May 25, 2014 00:22 Report Abuse
In this world, specially this country is a lot hate and anger circulating around, some Chinese hate foreigners for that same reason some foreigners hate Chinese, culture (let's call it like that...) differences. And of course cos there is hate and anger building up for very long time, till the point that you hate someone just for the looking of the face.
Jun 29, 2014 19:48 Report Abuse
Jixiang,respect is not one dimensional.I remember it was you who was engaged in a bitter debate here about what you considered to be loud behaviour of some Africans students in Beijing.You went on and on saying how your country has built infrastructure and they haven't. The discussion above is now proving that your infrastructure cannot tame some of the wild manners people exhibit in your country.You seem to be involved in select memory,where ordinary Chinese in villages are allowed to get away with nasty behaviour and those in elite circles have to observe good manners. In foreign countries,most of the values children learn are inculcated into them early in life.As early as 4 they start hearing about:"You shall love your neighbour as yourself".This statement is pregnant with a lot of meaning.The neighbour here doesn't necessarily mean the one living next to your home.It means the one you may come across in a bus,restaurant,school.But if you naturally have that desire to be territorial and confrontational,you will never observe this kind of value.
May 03, 2012 22:11 Report Abuse
You have open conversations with your friends or family. Communicate honestly, who wants to do that with someone that they don't know or like?, i only communicate honestly with my family and friends cos we trust and understand each other, would you do what you are saying with someone that you don't know at all? really?. I personally would not communicate honestly with people that i have no idea about, otherwise if i do they are gonna hate me, and then i wouldn't be able to make any friend.
Jun 29, 2014 19:44 Report Abuse
Is not pathetic, is like saying that feeling scared is pathetic, and only for kids. Kids lie cos they don't think about the result as an adult would do. The same as kids feel scared for childish reasons. A kid would lie for watching a movie or eating a cookie, would lie for himself. An adult would lie for do not make his friend or fiancee feel bad or worse, an adult would lie cos care for his family, while a kid would lie cos just care for himself.
Jun 29, 2014 19:35 Report Abuse
I think they're hypocritical, I'm not saying this to blatantly insult, but where's the saving face when you can hear someone screaming down the cell phone on the metro?
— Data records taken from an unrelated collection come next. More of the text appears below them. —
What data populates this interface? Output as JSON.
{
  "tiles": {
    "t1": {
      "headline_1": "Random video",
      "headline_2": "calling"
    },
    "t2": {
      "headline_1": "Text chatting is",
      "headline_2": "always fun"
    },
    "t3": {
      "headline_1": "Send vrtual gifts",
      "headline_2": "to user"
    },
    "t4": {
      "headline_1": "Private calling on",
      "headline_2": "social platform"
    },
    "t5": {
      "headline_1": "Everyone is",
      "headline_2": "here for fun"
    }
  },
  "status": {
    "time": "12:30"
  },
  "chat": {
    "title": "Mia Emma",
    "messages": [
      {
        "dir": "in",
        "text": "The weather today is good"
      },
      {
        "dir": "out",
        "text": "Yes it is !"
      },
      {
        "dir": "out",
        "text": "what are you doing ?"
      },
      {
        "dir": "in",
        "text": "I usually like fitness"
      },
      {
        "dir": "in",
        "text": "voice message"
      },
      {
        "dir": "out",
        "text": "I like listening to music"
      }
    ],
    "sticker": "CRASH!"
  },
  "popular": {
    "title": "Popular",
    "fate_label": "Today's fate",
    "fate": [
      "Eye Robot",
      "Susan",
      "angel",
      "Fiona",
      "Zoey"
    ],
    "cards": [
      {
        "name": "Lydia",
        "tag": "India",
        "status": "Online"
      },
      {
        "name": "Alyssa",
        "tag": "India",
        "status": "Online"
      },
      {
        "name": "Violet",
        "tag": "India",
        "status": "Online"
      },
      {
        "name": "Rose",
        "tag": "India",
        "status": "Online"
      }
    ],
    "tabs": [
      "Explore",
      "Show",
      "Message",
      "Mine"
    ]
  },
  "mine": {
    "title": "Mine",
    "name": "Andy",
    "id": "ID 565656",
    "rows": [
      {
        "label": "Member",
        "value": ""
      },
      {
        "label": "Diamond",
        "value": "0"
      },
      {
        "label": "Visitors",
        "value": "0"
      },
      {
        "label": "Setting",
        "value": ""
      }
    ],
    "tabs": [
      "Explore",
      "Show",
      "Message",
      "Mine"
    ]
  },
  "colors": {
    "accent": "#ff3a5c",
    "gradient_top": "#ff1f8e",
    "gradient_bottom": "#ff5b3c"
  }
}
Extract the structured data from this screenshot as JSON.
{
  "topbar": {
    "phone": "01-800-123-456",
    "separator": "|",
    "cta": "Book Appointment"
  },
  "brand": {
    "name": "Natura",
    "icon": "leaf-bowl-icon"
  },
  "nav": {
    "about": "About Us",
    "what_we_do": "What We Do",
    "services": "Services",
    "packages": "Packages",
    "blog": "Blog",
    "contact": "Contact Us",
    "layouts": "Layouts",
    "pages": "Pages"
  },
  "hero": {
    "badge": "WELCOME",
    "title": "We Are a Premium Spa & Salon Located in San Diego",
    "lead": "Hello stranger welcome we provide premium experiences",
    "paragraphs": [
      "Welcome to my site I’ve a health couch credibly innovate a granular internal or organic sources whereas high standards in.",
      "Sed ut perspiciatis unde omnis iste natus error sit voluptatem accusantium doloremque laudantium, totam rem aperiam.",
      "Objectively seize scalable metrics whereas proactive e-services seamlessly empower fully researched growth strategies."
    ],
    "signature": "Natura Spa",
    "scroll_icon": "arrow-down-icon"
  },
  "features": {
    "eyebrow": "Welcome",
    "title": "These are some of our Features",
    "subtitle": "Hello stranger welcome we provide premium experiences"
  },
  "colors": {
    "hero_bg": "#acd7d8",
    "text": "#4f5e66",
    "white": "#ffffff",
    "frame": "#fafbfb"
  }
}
Or when you see some guy (and now even teenage boys) push his girlfriend around and scream at her in front of everyone on the street? Or when a woman stands in he middle of a big supermarket to scream her head off just because what she bought earlier is now reduced in price and she wants the staff to do something about it? Where's this saving face when they see someone different and start laughing at them, or make a point to say something loudly to their friends so they all start laughing? Where's the saving face when they just stare at foreigners?
I'm sure all this existed at some point years ago but it's certainly out of the window now, along with common sense or common courtesy.
May 02, 2012 10:24 Report Abuse
This is for the person named "rain" and everyone that thinks like him : You are lying right now by saying that you didn't lie about yourself, when surely you did it at least once. Also means you are saving face by no recognizing it, which leads to those that vote you for good are saving face too. Everyone lies and save face, for any reason, i don't care, everyone just do, it is in human nature. That you are happy for people who value you for who you are means that you care for them, and that means that sooner or later you'll have to lie to them, just for no to hurt them. You write like someone who has not much life experience.
Jun 29, 2014 19:22 Report Abuse